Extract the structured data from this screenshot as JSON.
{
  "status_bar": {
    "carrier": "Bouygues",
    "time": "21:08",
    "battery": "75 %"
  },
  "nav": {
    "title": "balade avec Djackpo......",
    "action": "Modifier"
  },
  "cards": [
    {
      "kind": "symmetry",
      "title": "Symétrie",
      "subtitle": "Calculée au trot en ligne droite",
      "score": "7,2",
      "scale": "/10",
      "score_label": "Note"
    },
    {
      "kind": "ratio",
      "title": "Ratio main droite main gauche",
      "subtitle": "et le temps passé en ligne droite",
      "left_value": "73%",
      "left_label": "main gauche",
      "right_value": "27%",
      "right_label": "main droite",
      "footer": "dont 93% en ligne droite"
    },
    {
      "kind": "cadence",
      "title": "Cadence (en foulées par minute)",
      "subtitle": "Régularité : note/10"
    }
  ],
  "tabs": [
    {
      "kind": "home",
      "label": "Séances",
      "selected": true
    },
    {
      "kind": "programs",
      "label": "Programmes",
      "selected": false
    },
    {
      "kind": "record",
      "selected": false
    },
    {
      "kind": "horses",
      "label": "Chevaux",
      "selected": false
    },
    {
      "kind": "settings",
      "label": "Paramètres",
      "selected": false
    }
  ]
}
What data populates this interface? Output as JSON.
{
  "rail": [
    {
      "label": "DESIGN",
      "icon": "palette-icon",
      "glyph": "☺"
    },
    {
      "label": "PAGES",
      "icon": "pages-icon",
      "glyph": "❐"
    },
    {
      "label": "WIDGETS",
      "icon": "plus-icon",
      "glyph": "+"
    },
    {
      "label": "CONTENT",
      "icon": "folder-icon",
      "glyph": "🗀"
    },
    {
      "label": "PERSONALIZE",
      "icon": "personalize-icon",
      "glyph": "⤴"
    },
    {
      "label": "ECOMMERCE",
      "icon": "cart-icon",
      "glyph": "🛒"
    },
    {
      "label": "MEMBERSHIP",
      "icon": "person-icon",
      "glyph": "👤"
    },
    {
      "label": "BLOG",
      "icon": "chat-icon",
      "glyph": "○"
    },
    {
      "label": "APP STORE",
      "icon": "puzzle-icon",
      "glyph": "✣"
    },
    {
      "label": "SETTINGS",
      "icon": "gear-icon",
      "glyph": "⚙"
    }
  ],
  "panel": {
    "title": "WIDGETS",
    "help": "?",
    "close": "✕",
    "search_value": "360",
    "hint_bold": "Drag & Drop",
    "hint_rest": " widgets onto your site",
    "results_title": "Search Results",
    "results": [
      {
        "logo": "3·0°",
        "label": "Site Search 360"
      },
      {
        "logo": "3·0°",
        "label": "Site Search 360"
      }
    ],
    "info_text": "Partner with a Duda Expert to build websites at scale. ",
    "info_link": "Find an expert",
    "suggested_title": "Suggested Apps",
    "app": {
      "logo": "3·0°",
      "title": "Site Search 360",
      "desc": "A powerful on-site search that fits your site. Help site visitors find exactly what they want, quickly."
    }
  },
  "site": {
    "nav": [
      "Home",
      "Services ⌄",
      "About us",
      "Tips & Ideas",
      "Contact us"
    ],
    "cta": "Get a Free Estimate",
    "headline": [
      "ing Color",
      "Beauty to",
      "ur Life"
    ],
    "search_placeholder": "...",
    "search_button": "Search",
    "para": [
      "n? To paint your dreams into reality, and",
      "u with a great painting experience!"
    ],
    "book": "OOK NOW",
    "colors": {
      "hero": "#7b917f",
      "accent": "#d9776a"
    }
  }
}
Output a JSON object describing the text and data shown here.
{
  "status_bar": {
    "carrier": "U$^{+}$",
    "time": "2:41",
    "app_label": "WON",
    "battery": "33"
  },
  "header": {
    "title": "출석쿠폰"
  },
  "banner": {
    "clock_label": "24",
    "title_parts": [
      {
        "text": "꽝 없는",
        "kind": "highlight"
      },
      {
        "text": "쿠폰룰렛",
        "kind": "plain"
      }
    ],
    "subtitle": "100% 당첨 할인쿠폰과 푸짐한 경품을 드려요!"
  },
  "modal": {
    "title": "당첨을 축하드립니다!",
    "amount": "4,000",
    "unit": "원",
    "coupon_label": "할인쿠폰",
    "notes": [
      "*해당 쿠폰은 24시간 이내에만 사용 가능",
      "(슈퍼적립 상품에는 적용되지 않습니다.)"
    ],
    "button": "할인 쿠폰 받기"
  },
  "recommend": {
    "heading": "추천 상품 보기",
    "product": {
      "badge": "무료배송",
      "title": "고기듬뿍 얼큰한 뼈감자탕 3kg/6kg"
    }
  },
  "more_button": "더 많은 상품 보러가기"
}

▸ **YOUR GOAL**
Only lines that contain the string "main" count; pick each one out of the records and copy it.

▸ **RESULT**
      "title": "Ratio main droite main gauche",
      "left_label": "main gauche",
      "right_label": "main droite",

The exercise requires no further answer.